“The Revenue to Cost Spiral in Higher Education,
by Robert E. Martin

This report (longer than the above articles) by an economist familiar with higher

education emphasizes the fact that most colleges and universities are non-profit.

Without a profit motive, administrators spend all their revenues and save little for

the future.
 

“Dreams Stall as CUNY, New York City’s Engine of Mobility, Sputters,”
by David 
W. Chen.

This New York Times article argues that the decline in state support for higher

education is causing increases in tuition.
 

II. Has there been a decline in the quality of higher education?

“Grades Just Keep on Inflating; Why Does it Matter?” 
by George Leef.

 

Statistics confirm that today’s “A” was the previous generation’s “B.”
 

“The Decline of the English Department,”
by Jay Schalin.

This analysis of English departments (a research report) shows that they have

lost their traditional focus and, as a result, lost students.

“Academically Adrift,”
a video featuring Richard Arum and Josipa Roksa

Arum and Roksa surveyed senior students and evaluated what they had learned since they were freshmen.
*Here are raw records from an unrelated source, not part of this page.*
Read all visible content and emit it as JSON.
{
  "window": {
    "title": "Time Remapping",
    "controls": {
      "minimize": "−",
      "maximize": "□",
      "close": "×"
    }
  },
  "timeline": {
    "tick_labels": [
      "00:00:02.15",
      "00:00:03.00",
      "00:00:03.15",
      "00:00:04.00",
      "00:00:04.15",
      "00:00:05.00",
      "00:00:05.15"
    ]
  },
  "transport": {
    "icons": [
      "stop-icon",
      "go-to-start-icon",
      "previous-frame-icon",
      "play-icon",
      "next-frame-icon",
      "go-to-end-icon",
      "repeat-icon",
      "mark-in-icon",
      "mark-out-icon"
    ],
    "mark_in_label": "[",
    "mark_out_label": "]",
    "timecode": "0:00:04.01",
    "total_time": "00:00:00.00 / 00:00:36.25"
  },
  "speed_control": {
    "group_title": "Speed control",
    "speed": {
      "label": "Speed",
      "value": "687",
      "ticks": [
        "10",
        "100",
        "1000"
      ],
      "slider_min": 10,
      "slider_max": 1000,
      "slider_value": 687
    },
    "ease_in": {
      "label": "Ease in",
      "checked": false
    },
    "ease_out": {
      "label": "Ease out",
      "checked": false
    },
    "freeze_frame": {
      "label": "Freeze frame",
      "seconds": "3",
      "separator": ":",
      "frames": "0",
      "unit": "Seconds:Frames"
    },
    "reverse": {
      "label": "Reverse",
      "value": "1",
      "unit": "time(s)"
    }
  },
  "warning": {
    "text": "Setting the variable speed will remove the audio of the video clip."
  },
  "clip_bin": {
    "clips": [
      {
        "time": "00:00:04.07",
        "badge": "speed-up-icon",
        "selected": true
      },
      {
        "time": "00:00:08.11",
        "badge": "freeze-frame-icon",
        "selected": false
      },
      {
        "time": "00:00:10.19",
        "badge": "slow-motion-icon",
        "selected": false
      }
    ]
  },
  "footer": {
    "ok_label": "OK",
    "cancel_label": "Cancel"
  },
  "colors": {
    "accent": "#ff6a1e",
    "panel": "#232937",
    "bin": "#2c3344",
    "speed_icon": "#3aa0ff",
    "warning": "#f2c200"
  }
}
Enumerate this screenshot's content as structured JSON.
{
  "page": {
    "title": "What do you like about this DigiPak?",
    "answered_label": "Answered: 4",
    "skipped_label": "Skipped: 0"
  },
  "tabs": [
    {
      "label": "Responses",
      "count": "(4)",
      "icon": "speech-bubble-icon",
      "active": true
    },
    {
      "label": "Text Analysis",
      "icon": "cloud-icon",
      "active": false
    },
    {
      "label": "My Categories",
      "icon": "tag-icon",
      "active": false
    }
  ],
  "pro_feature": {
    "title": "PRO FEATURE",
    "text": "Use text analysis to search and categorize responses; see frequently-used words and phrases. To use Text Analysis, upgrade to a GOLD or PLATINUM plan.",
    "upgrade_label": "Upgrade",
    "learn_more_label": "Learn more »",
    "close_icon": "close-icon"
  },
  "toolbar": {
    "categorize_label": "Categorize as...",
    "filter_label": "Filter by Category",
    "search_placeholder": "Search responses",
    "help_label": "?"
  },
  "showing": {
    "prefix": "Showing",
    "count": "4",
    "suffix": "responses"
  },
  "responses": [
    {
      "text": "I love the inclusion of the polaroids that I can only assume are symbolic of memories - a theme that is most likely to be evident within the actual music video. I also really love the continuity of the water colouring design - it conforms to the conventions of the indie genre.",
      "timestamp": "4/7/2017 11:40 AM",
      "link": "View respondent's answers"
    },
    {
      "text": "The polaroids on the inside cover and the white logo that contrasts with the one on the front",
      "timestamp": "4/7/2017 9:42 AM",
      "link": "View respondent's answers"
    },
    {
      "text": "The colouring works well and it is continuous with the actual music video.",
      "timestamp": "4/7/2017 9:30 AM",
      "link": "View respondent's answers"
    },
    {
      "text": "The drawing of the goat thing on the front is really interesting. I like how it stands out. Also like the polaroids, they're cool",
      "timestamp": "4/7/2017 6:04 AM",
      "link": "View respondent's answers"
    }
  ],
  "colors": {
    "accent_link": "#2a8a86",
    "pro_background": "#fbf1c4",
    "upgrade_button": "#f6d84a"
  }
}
The results were disappointing. The video shows that students study less, and learn less, than students in the past.

 


“Evidence of Things Unnoticed,”

by Peter A. Wood

This 32-page paper is an interpretation of a massive (383-page) report on Bowdoin College in Maine. The National Association of Scholars spent two years studying Bowdoin, a modern college that reflects many of the academic trends of the past forty or forty-five years--trends that give one pause. Examining materials ranging from the school's curriculum to the president's speeches, the researchers came up with an in-depth picture of what is being taught at an elite college today. 

III. How free should free speech be?
 

“Campus Free Speech Has Been in Trouble for a Long Time,”
by Greg Lukianoff

The president of the Foundation for Individual Rights in Education, the leading

organization protecting constitutional rights of free speech on public university

campuses, describes the restrictions that are still widespread even though they

have been judged illegal by many courts.

“The 'Silencing' On Politically Correct College Campuses Is Much Ado About Nothing,”
by John Tamny
 

John Tamny, a Forbes editor, says that the concern about political correctness is

old hat; students have always been obstreperous and unruly.